At the graduate level, we offer M.A. and Ph.D. programs in Anthropology and Sociology, as well as specializations in African Studies, Climate Change, Digital Humanities, Latin American and Caribbean Studies, and Political Economy.
The Master’s in Sociology with Concentration in Quantitative Methodology offers a co-op option. Find out more.
Find out more about field placement courses, SOCI 5906, ANTH 5907 and ANTH 6907. Learn more.
Interested in learning more about where your graduate degree will lead you? We are keen on keeping touch with our alumni - find out what some of them are up to.
The Graduate Peer Mentors are dedicated to building a strong community among our graduate students and support students through their grad school journey. Peer mentors offer individual meetings, and organize a range of activities, including workshops, and coffee hours. In the past, peer mentors have hosted informative workshops featuring guest speakers and held engaging coffee hours online and in-person that touched on various subjects, from music and books to vacations and goal-setting.
Feel free to join their group activities, engage in one-on-one conversations, or reach out for a friendly chat or a listening ear. They are here to support you!
Zeina Al Attar (She/Her): A 2nd-year Ph.D. student in Anthropology specializing in Political Economy. Zeina’s research centers on women in Lebanon, exploring concepts of everyday life practice, resistance, and survival.
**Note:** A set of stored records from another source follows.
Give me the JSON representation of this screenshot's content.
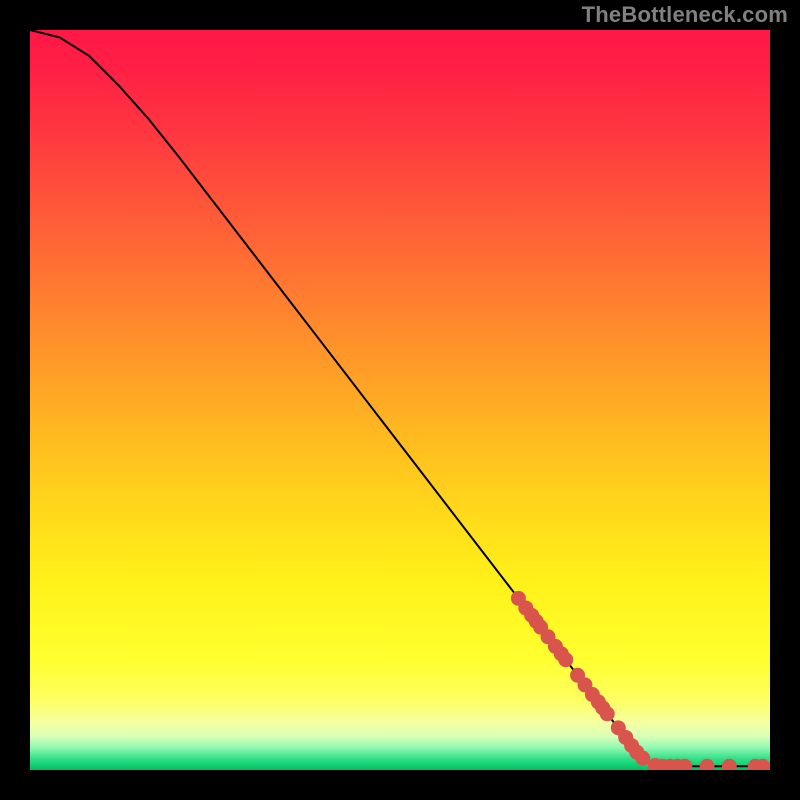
{
  "watermark": "TheBottleneck.com",
  "chart_data": {
    "type": "line",
    "title": "",
    "xlabel": "",
    "ylabel": "",
    "xlim": [
      0,
      100
    ],
    "ylim": [
      0,
      100
    ],
    "grid": false,
    "curve": [
      {
        "x": 0,
        "y": 100.0
      },
      {
        "x": 4,
        "y": 99.0
      },
      {
        "x": 8,
        "y": 96.5
      },
      {
        "x": 12,
        "y": 92.5
      },
      {
        "x": 16,
        "y": 88.0
      },
      {
        "x": 20,
        "y": 83.0
      },
      {
        "x": 25,
        "y": 76.5
      },
      {
        "x": 30,
        "y": 70.0
      },
      {
        "x": 35,
        "y": 63.5
      },
      {
        "x": 40,
        "y": 57.0
      },
      {
        "x": 45,
        "y": 50.5
      },
      {
        "x": 50,
        "y": 44.0
      },
      {
        "x": 55,
        "y": 37.5
      },
      {
        "x": 60,
        "y": 31.0
      },
      {
        "x": 65,
        "y": 24.5
      },
      {
        "x": 70,
        "y": 18.0
      },
      {
        "x": 75,
        "y": 11.5
      },
      {
        "x": 80,
        "y": 5.0
      },
      {
        "x": 83,
        "y": 1.5
      },
      {
        "x": 85,
        "y": 0.5
      },
      {
        "x": 90,
        "y": 0.5
      },
      {
        "x": 95,
        "y": 0.5
      },
      {
        "x": 100,
        "y": 0.5
      }
    ],
    "markers": [
      {
        "x": 66.0,
        "y": 23.2
      },
      {
        "x": 67.0,
        "y": 21.9
      },
      {
        "x": 67.8,
        "y": 20.9
      },
      {
        "x": 68.4,
        "y": 20.1
      },
      {
        "x": 69.0,
        "y": 19.3
      },
      {
        "x": 70.0,
        "y": 18.0
      },
      {
        "x": 71.0,
        "y": 16.7
      },
      {
        "x": 71.8,
        "y": 15.7
      },
      {
        "x": 72.4,
        "y": 14.9
      },
      {
        "x": 74.0,
        "y": 12.8
      },
      {
        "x": 75.0,
        "y": 11.5
      },
      {
        "x": 76.0,
        "y": 10.2
      },
      {
        "x": 76.8,
        "y": 9.2
      },
      {
        "x": 77.4,
        "y": 8.4
      },
      {
        "x": 78.0,
        "y": 7.6
      },
      {
        "x": 79.5,
        "y": 5.7
      },
      {
        "x": 80.5,
        "y": 4.4
      },
      {
        "x": 81.3,
        "y": 3.3
      },
      {
        "x": 82.0,
        "y": 2.4
      },
      {
        "x": 82.8,
        "y": 1.6
      },
      {
        "x": 84.5,
        "y": 0.6
      },
      {
        "x": 85.5,
        "y": 0.5
      },
      {
        "x": 86.5,
        "y": 0.5
      },
      {
        "x": 87.5,
        "y": 0.5
      },
      {
        "x": 88.5,
        "y": 0.5
      },
      {
        "x": 91.5,
        "y": 0.5
      },
      {
        "x": 94.5,
        "y": 0.5
      },
      {
        "x": 98.0,
        "y": 0.5
      },
      {
        "x": 99.0,
        "y": 0.5
      }
    ],
    "gradient_stops": [
      {
        "offset": 0.0,
        "color": "#ff1846"
      },
      {
        "offset": 0.05,
        "color": "#ff1f45"
      },
      {
        "offset": 0.15,
        "color": "#ff3a3f"
      },
      {
        "offset": 0.25,
        "color": "#ff5a38"
      },
      {
        "offset": 0.35,
        "color": "#ff7a30"
      },
      {
        "offset": 0.45,
        "color": "#ff9a28"
      },
      {
        "offset": 0.55,
        "color": "#ffba20"
      },
      {
        "offset": 0.65,
        "color": "#ffd81a"
      },
      {
        "offset": 0.75,
        "color": "#fff21a"
      },
      {
        "offset": 0.85,
        "color": "#ffff30"
      },
      {
        "offset": 0.905,
        "color": "#feff60"
      },
      {
        "offset": 0.935,
        "color": "#f6ffa0"
      },
      {
        "offset": 0.955,
        "color": "#d8ffb8"
      },
      {
        "offset": 0.97,
        "color": "#90f8b0"
      },
      {
        "offset": 0.985,
        "color": "#30e088"
      },
      {
        "offset": 1.0,
        "color": "#00c060"
      }
    ],
    "curve_color": "#000000",
    "marker_color": "#d9544d",
    "marker_radius_px": 7.5
  }
}
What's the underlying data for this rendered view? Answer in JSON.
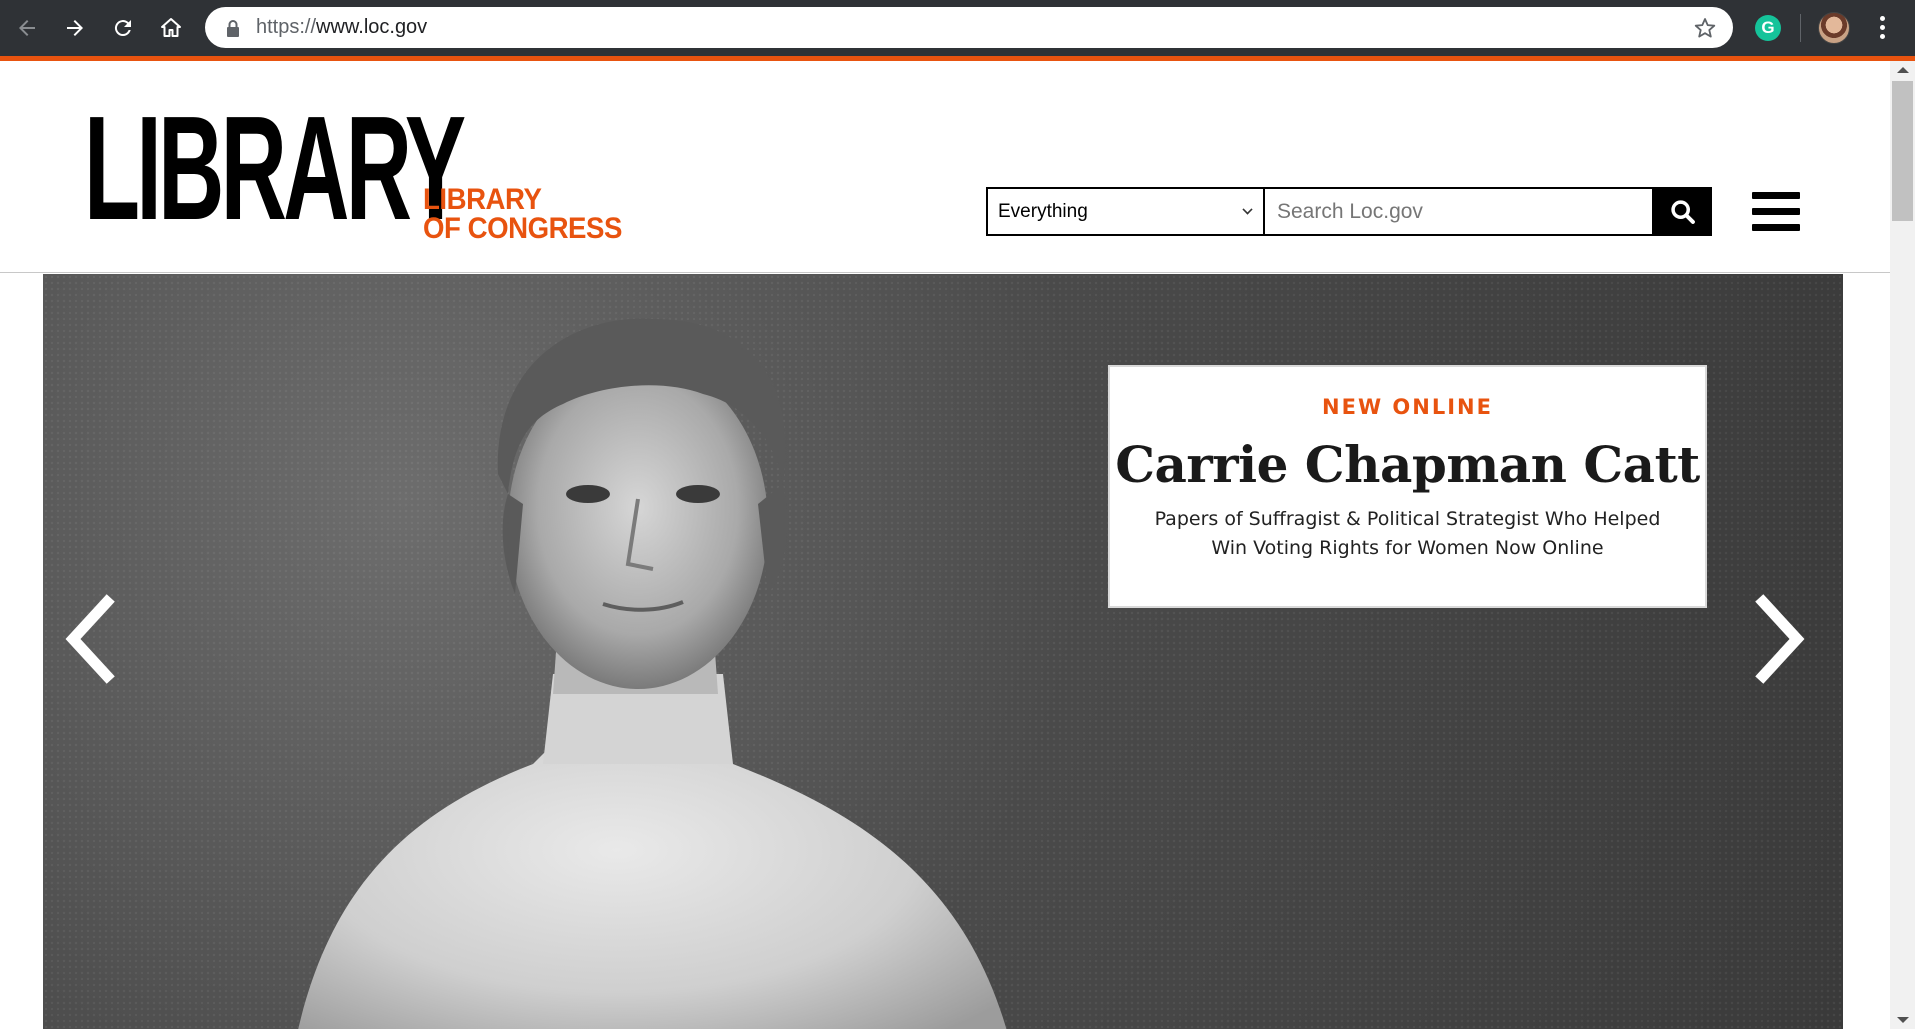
{
  "browser": {
    "url_protocol": "https://",
    "url_host": "www.loc.gov",
    "back_icon": "arrow-left-icon",
    "forward_icon": "arrow-right-icon",
    "reload_icon": "reload-icon",
    "home_icon": "home-icon",
    "extension_label": "G",
    "accent_color": "#e8530f"
  },
  "header": {
    "logo_main": "LIBRARY",
    "logo_sub_line1": "LIBRARY",
    "logo_sub_line2": "OF CONGRESS",
    "search_scope": "Everything",
    "search_placeholder": "Search Loc.gov"
  },
  "hero": {
    "kicker": "NEW ONLINE",
    "title": "Carrie Chapman Catt",
    "description": "Papers of Suffragist & Political Strategist Who Helped Win Voting Rights for Women Now Online"
  }
}
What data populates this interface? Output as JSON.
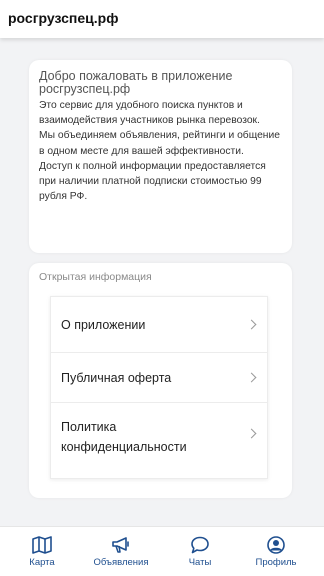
{
  "header": {
    "title": "росгрузспец.рф"
  },
  "welcome": {
    "title": "Добро пожаловать в приложение росгрузспец.рф",
    "paragraphs": [
      "Это сервис для удобного поиска пунктов и взаимодействия участников рынка перевозок.",
      "Мы объединяем объявления, рейтинги и общение в одном месте для вашей эффективности.",
      "Доступ к полной информации предоставляется при наличии платной подписки стоимостью 99 рубля РФ."
    ]
  },
  "open_info": {
    "heading": "Открытая информация",
    "items": [
      {
        "label": "О приложении"
      },
      {
        "label": "Публичная оферта"
      },
      {
        "label": "Политика конфиденциальности"
      }
    ]
  },
  "tabbar": {
    "items": [
      {
        "label": "Карта",
        "icon": "map-icon"
      },
      {
        "label": "Объявления",
        "icon": "megaphone-icon"
      },
      {
        "label": "Чаты",
        "icon": "chat-icon"
      },
      {
        "label": "Профиль",
        "icon": "profile-icon"
      }
    ],
    "color": "#1f4f8f"
  }
}
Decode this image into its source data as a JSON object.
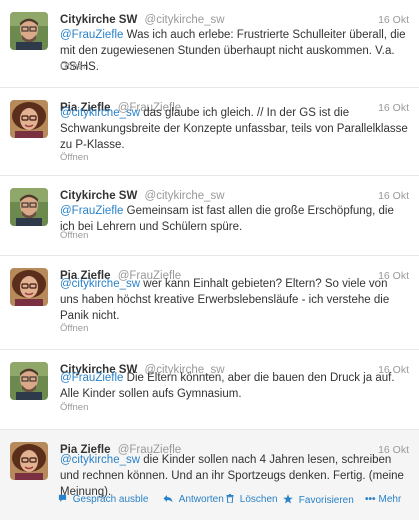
{
  "tweets": [
    {
      "name": "Citykirche SW",
      "handle": "@citykirche_sw",
      "time": "16 Okt",
      "mention": "@FrauZiefle",
      "body": " Was ich auch erlebe: Frustrierte Schulleiter überall, die mit den zugewiesenen Stunden überhaupt nicht auskommen. V.a. GS/HS.",
      "open": "Öffnen",
      "avatar": "man-with-glasses-avatar"
    },
    {
      "name": "Pia Ziefle",
      "handle": "@FrauZiefle",
      "time": "16 Okt",
      "mention": "@citykirche_sw",
      "body": " das glaube ich gleich. // In der GS ist die Schwankungsbreite der Konzepte unfassbar, teils von Parallelklasse zu P-Klasse.",
      "open": "Öffnen",
      "avatar": "woman-with-curly-hair-avatar"
    },
    {
      "name": "Citykirche SW",
      "handle": "@citykirche_sw",
      "time": "16 Okt",
      "mention": "@FrauZiefle",
      "body": " Gemeinsam ist fast allen die große Erschöpfung, die ich bei Lehrern und Schülern spüre.",
      "open": "Öffnen",
      "avatar": "man-with-glasses-avatar"
    },
    {
      "name": "Pia Ziefle",
      "handle": "@FrauZiefle",
      "time": "16 Okt",
      "mention": "@citykirche_sw",
      "body": " wer kann Einhalt gebieten? Eltern? So viele von uns haben höchst kreative Erwerbslebensläufe - ich verstehe die Panik nicht.",
      "open": "Öffnen",
      "avatar": "woman-with-curly-hair-avatar"
    },
    {
      "name": "Citykirche SW",
      "handle": "@citykirche_sw",
      "time": "16 Okt",
      "mention": "@FrauZiefle",
      "body": " Die Eltern könnten, aber die bauen den Druck ja auf. Alle Kinder sollen aufs Gymnasium.",
      "open": "Öffnen",
      "avatar": "man-with-glasses-avatar"
    },
    {
      "name": "Pia Ziefle",
      "handle": "@FrauZiefle",
      "time": "16 Okt",
      "mention": "@citykirche_sw",
      "body": " die Kinder sollen nach 4 Jahren lesen, schreiben und rechnen können. Und an ihr Sportzeugs denken. Fertig. (meine Meinung).",
      "avatar": "woman-with-curly-hair-avatar"
    }
  ],
  "actions": {
    "hide_conversation": "Gespräch ausble",
    "reply": "Antworten",
    "delete": "Löschen",
    "favorite": "Favorisieren",
    "more": "Mehr"
  },
  "colors": {
    "link": "#2a82c8",
    "muted": "#999999",
    "text": "#333333"
  }
}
Her broader interests include immigration, settlement, and the Middle East.
Suzanne Kennedy: A Ph.D Sociology Candidate. Areas of interest: Suzanne’s SSHRC funded dissertation work attends to the secret sharing practices of those who decide to share a secret online through the PostSecret.com blog and its social media presences, including Facebook and Instagram. Suzanne is particularly interested in the notion of secrets having careers, the implications of infrastructures that undergird personal secret sharing practices, and the role of anonymity. Further areas of interest include algorithms, our relationships with them, our relationships mediated by them and how algorithms may influence our perceptions of time and possible futures.
If you're interested in finding out more about our graduate programs, please visit our Frequently Asked Questions page or get in touch with our graduate program administrator or a graduate program coordinator.
Department of Sociology and Anthropology
B750 Loeb Building
1125 Colonel By Drive
firstname.lastname@example.orgPhone: 613-520-2582Contact page